- [Your assignment]:
Supply the number of lines below containing "true", nothing else.

Collected data entries
───

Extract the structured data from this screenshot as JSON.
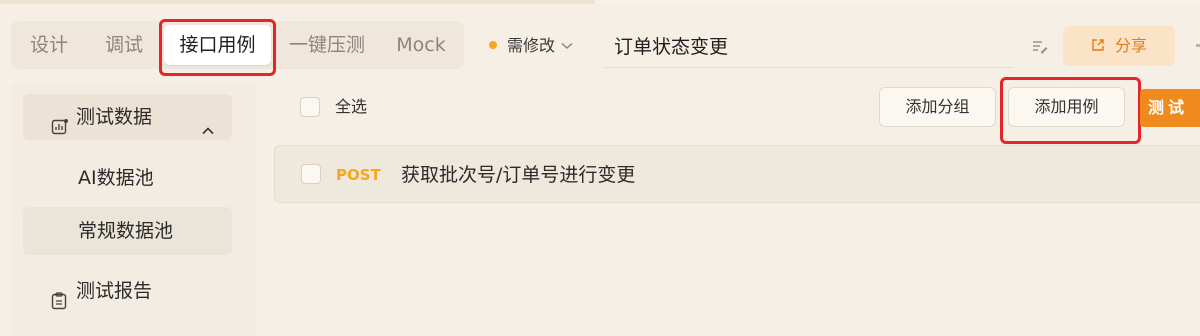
{
  "tabs": [
    {
      "label": "设计",
      "active": false
    },
    {
      "label": "调试",
      "active": false
    },
    {
      "label": "接口用例",
      "active": true
    },
    {
      "label": "一键压测",
      "active": false
    },
    {
      "label": "Mock",
      "active": false
    }
  ],
  "header": {
    "status": {
      "label": "需修改",
      "dot_color": "#f5a623",
      "icon": "chevron-down-icon"
    },
    "title_value": "订单状态变更",
    "edit_icon": "edit-icon",
    "share": {
      "label": "分享",
      "icon": "share-icon"
    }
  },
  "sidebar": {
    "section": {
      "label": "测试数据",
      "icon": "chart-icon",
      "expanded": true
    },
    "items": [
      {
        "label": "AI数据池",
        "selected": false
      },
      {
        "label": "常规数据池",
        "selected": true
      }
    ],
    "report": {
      "label": "测试报告",
      "icon": "clipboard-icon"
    }
  },
  "toolbar": {
    "select_all_label": "全选",
    "add_group_label": "添加分组",
    "add_case_label": "添加用例",
    "test_label": "测试"
  },
  "cases": [
    {
      "method": "POST",
      "name": "获取批次号/订单号进行变更"
    }
  ],
  "colors": {
    "accent": "#f08a1c",
    "method_post": "#f5a623",
    "highlight_box": "#e4252a"
  }
}
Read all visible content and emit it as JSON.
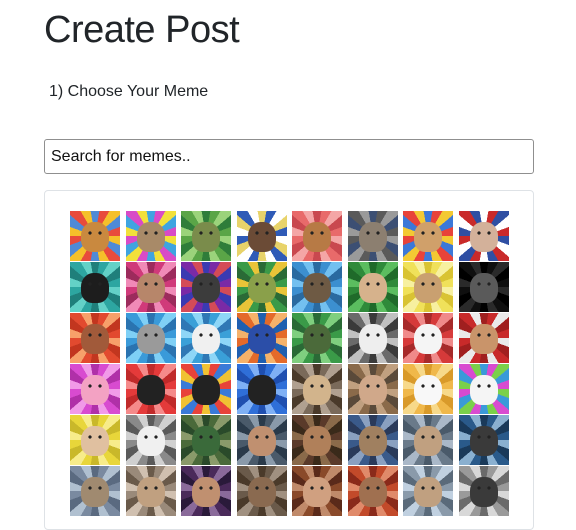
{
  "page": {
    "title": "Create Post"
  },
  "step": {
    "label": "1) Choose Your Meme"
  },
  "search": {
    "value": "",
    "placeholder": "Search for memes.."
  },
  "memes": [
    {
      "name": "meme-thumb-dog",
      "c1": "#e84b3c",
      "c2": "#f5c02a",
      "c3": "#4f8ad6",
      "s": "#c9893f"
    },
    {
      "name": "meme-thumb-horse",
      "c1": "#d84bc7",
      "c2": "#f2e03a",
      "c3": "#3fa4e0",
      "s": "#a88a68"
    },
    {
      "name": "meme-thumb-yoda",
      "c1": "#5aa547",
      "c2": "#9bd37b",
      "c3": "#2f7d3a",
      "s": "#7a8c4b"
    },
    {
      "name": "meme-thumb-woman",
      "c1": "#2f5bb7",
      "c2": "#ffffff",
      "c3": "#e8d36a",
      "s": "#6b4b36"
    },
    {
      "name": "meme-thumb-cat",
      "c1": "#e86a6a",
      "c2": "#f4a6a6",
      "c3": "#c9484f",
      "s": "#b77a45"
    },
    {
      "name": "meme-thumb-grumpy",
      "c1": "#5a5a5a",
      "c2": "#9a9a9a",
      "c3": "#3c4f73",
      "s": "#8c7f70"
    },
    {
      "name": "meme-thumb-kitten",
      "c1": "#e8433a",
      "c2": "#f3c933",
      "c3": "#3c78d8",
      "s": "#d0a06a"
    },
    {
      "name": "meme-thumb-news-anchor",
      "c1": "#c92a2a",
      "c2": "#2f4fa3",
      "c3": "#ffffff",
      "s": "#d3b19a"
    },
    {
      "name": "meme-thumb-business-cat",
      "c1": "#2da6a1",
      "c2": "#63d1c7",
      "c3": "#1f7f7b",
      "s": "#1d1d1d"
    },
    {
      "name": "meme-thumb-guy",
      "c1": "#d03a7a",
      "c2": "#f08ab7",
      "c3": "#9c2b5c",
      "s": "#b7866a"
    },
    {
      "name": "meme-thumb-birds",
      "c1": "#7a2aa6",
      "c2": "#d44b57",
      "c3": "#3a3ab2",
      "s": "#3c3c3c"
    },
    {
      "name": "meme-thumb-frog",
      "c1": "#3a9a48",
      "c2": "#e9c438",
      "c3": "#2a6a36",
      "s": "#8aa04a"
    },
    {
      "name": "meme-thumb-bird",
      "c1": "#3c8fd0",
      "c2": "#73c0f0",
      "c3": "#2a6aa0",
      "s": "#6e5a44"
    },
    {
      "name": "meme-thumb-man",
      "c1": "#2f8a3a",
      "c2": "#5bbd5f",
      "c3": "#1f6a2a",
      "s": "#d6b28c"
    },
    {
      "name": "meme-thumb-cat2",
      "c1": "#f0e15a",
      "c2": "#f7f0a0",
      "c3": "#d9c333",
      "s": "#c9a070"
    },
    {
      "name": "meme-thumb-dark",
      "c1": "#0f0f0f",
      "c2": "#2a2a2a",
      "c3": "#000000",
      "s": "#5a5a5a"
    },
    {
      "name": "meme-thumb-lady",
      "c1": "#e24a2f",
      "c2": "#f7a06a",
      "c3": "#c2361f",
      "s": "#a15a3a"
    },
    {
      "name": "meme-thumb-raccoon",
      "c1": "#3a9ad9",
      "c2": "#7fd0f6",
      "c3": "#2a73b0",
      "s": "#9a9a9a"
    },
    {
      "name": "meme-thumb-face",
      "c1": "#3aa0d8",
      "c2": "#8ed6f7",
      "c3": "#2f78b5",
      "s": "#f0f0f0"
    },
    {
      "name": "meme-thumb-parrot",
      "c1": "#e46a2a",
      "c2": "#f5b26a",
      "c3": "#1f5fb0",
      "s": "#2b4ea8"
    },
    {
      "name": "meme-thumb-raptor",
      "c1": "#3a9a48",
      "c2": "#7fcf7f",
      "c3": "#2a6a36",
      "s": "#4b6a3a"
    },
    {
      "name": "meme-thumb-panda",
      "c1": "#6a6a6a",
      "c2": "#c0c0c0",
      "c3": "#3a3a3a",
      "s": "#eeeeee"
    },
    {
      "name": "meme-thumb-rage",
      "c1": "#d63a3a",
      "c2": "#f08a8a",
      "c3": "#a72a2a",
      "s": "#f5f5f5"
    },
    {
      "name": "meme-thumb-woman2",
      "c1": "#c82a2a",
      "c2": "#eaeaea",
      "c3": "#a01f1f",
      "s": "#c9946a"
    },
    {
      "name": "meme-thumb-pony",
      "c1": "#d84bd0",
      "c2": "#f19ae8",
      "c3": "#b030a8",
      "s": "#f3a2c3"
    },
    {
      "name": "meme-thumb-penguin",
      "c1": "#e43a3a",
      "c2": "#f58a8a",
      "c3": "#c02a2a",
      "s": "#222222"
    },
    {
      "name": "meme-thumb-penguin2",
      "c1": "#e8433a",
      "c2": "#3a7ad8",
      "c3": "#f0c233",
      "s": "#222222"
    },
    {
      "name": "meme-thumb-penguin3",
      "c1": "#2f6fd8",
      "c2": "#7fb0f5",
      "c3": "#1f4fb0",
      "s": "#222222"
    },
    {
      "name": "meme-thumb-dog2",
      "c1": "#7a6a5a",
      "c2": "#b0a090",
      "c3": "#4a3a2a",
      "s": "#d2b48c"
    },
    {
      "name": "meme-thumb-man2",
      "c1": "#8a6a4a",
      "c2": "#c0a080",
      "c3": "#5a4a3a",
      "s": "#d0a88a"
    },
    {
      "name": "meme-thumb-goose",
      "c1": "#f0b84a",
      "c2": "#f7d98a",
      "c3": "#d99a2a",
      "s": "#f8f8f8"
    },
    {
      "name": "meme-thumb-troll",
      "c1": "#d84bd0",
      "c2": "#7ad04a",
      "c3": "#3a9ad9",
      "s": "#f5f5f5"
    },
    {
      "name": "meme-thumb-girl",
      "c1": "#e8d63a",
      "c2": "#f7ec8a",
      "c3": "#c9b82a",
      "s": "#e0c0a0"
    },
    {
      "name": "meme-thumb-face2",
      "c1": "#8a8a8a",
      "c2": "#d0d0d0",
      "c3": "#5a5a5a",
      "s": "#f0f0f0"
    },
    {
      "name": "meme-thumb-duck",
      "c1": "#4a6a3a",
      "c2": "#8a9a6a",
      "c3": "#2a4a2a",
      "s": "#3a6a3a"
    },
    {
      "name": "meme-thumb-aliens",
      "c1": "#4a5a6a",
      "c2": "#8a9aaa",
      "c3": "#2a3a4a",
      "s": "#c09070"
    },
    {
      "name": "meme-thumb-guys",
      "c1": "#5a3a2a",
      "c2": "#8a6a4a",
      "c3": "#3a2a1a",
      "s": "#b0805a"
    },
    {
      "name": "meme-thumb-tv",
      "c1": "#3a5a8a",
      "c2": "#8aa0c0",
      "c3": "#2a3a5a",
      "s": "#a08060"
    },
    {
      "name": "meme-thumb-dance",
      "c1": "#6a7a8a",
      "c2": "#aab8c8",
      "c3": "#4a5a6a",
      "s": "#c0a080"
    },
    {
      "name": "meme-thumb-archer",
      "c1": "#2a5a8a",
      "c2": "#8ab0d0",
      "c3": "#1a3a5a",
      "s": "#3a3a3a"
    },
    {
      "name": "meme-thumb-seal",
      "c1": "#7a8aa0",
      "c2": "#b0c0d0",
      "c3": "#5a6a80",
      "s": "#a08a70"
    },
    {
      "name": "meme-thumb-baby",
      "c1": "#9a8a7a",
      "c2": "#d0c0b0",
      "c3": "#6a5a4a",
      "s": "#c0a080"
    },
    {
      "name": "meme-thumb-kid",
      "c1": "#4a2a5a",
      "c2": "#8a6a9a",
      "c3": "#2a1a3a",
      "s": "#c09070"
    },
    {
      "name": "meme-thumb-crowd",
      "c1": "#6a5a4a",
      "c2": "#a09080",
      "c3": "#4a3a2a",
      "s": "#8a6a50"
    },
    {
      "name": "meme-thumb-hands",
      "c1": "#8a4a2a",
      "c2": "#c08a6a",
      "c3": "#5a2a1a",
      "s": "#d0a080"
    },
    {
      "name": "meme-thumb-man3",
      "c1": "#c24a2a",
      "c2": "#e08a6a",
      "c3": "#8a2a1a",
      "s": "#a07050"
    },
    {
      "name": "meme-thumb-people",
      "c1": "#8a9aaa",
      "c2": "#c0d0e0",
      "c3": "#5a6a7a",
      "s": "#c0a080"
    },
    {
      "name": "meme-thumb-robot",
      "c1": "#9a9a9a",
      "c2": "#d8d8d8",
      "c3": "#6a6a6a",
      "s": "#3a3a3a"
    }
  ]
}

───

- [Result]:
3